_What is required_
Please set down each of the lines below once more, exactly, omitting all pictures.

============

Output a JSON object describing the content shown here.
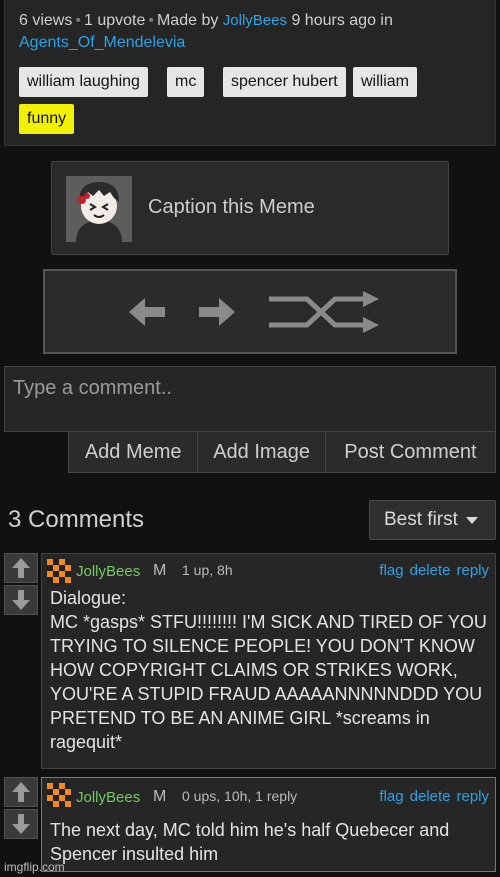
{
  "post": {
    "views": "6 views",
    "upvotes": "1 upvote",
    "made_by_prefix": "Made by",
    "author": "JollyBees",
    "time": "9 hours ago in",
    "community": "Agents_Of_Mendelevia",
    "tags": [
      "william laughing",
      "mc",
      "spencer hubert",
      "william",
      "funny"
    ]
  },
  "caption": {
    "label": "Caption this Meme"
  },
  "comment_input": {
    "placeholder": "Type a comment.."
  },
  "actions": {
    "add_meme": "Add Meme",
    "add_image": "Add Image",
    "post_comment": "Post Comment"
  },
  "comments_header": {
    "count_label": "3 Comments",
    "sort_selected": "Best first"
  },
  "comments": [
    {
      "user": "JollyBees",
      "role": "M",
      "stats": "1 up, 8h",
      "text": "Dialogue:\nMC *gasps* STFU!!!!!!!! I'M SICK AND TIRED OF YOU TRYING TO SILENCE PEOPLE! YOU DON'T KNOW HOW COPYRIGHT CLAIMS OR STRIKES WORK, YOU'RE A STUPID FRAUD AAAAANNNNNDDD YOU PRETEND TO BE AN ANIME GIRL *screams in ragequit*",
      "flag": "flag",
      "delete": "delete",
      "reply": "reply"
    },
    {
      "user": "JollyBees",
      "role": "M",
      "stats": "0 ups, 10h, 1 reply",
      "text": "The next day, MC told him he's half Quebecer and Spencer insulted him",
      "flag": "flag",
      "delete": "delete",
      "reply": "reply"
    }
  ],
  "watermark": "imgflip.com",
  "colors": {
    "link": "#2aa3e6",
    "username": "#6fcd5c",
    "tag_highlight": "#f2f200",
    "background": "#111111"
  }
}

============

_Solution to the problem_
Output a JSON object describing the content shown here.
{
  "post": {
    "views": "6 views",
    "upvotes": "1 upvote",
    "made_by_prefix": "Made by",
    "author": "JollyBees",
    "time": "9 hours ago in",
    "community": "Agents_Of_Mendelevia",
    "tags": [
      "william laughing",
      "mc",
      "spencer hubert",
      "william",
      "funny"
    ]
  },
  "caption": {
    "label": "Caption this Meme"
  },
  "comment_input": {
    "placeholder": "Type a comment.."
  },
  "actions": {
    "add_meme": "Add Meme",
    "add_image": "Add Image",
    "post_comment": "Post Comment"
  },
  "comments_header": {
    "count_label": "3 Comments",
    "sort_selected": "Best first"
  },
  "comments": [
    {
      "user": "JollyBees",
      "role": "M",
      "stats": "1 up, 8h",
      "text": "Dialogue:\nMC *gasps* STFU!!!!!!!! I'M SICK AND TIRED OF YOU TRYING TO SILENCE PEOPLE! YOU DON'T KNOW HOW COPYRIGHT CLAIMS OR STRIKES WORK, YOU'RE A STUPID FRAUD AAAAANNNNNDDD YOU PRETEND TO BE AN ANIME GIRL *screams in ragequit*",
      "flag": "flag",
      "delete": "delete",
      "reply": "reply"
    },
    {
      "user": "JollyBees",
      "role": "M",
      "stats": "0 ups, 10h, 1 reply",
      "text": "The next day, MC told him he's half Quebecer and Spencer insulted him",
      "flag": "flag",
      "delete": "delete",
      "reply": "reply"
    }
  ],
  "watermark": "imgflip.com",
  "colors": {
    "link": "#2aa3e6",
    "username": "#6fcd5c",
    "tag_highlight": "#f2f200",
    "background": "#111111"
  }
}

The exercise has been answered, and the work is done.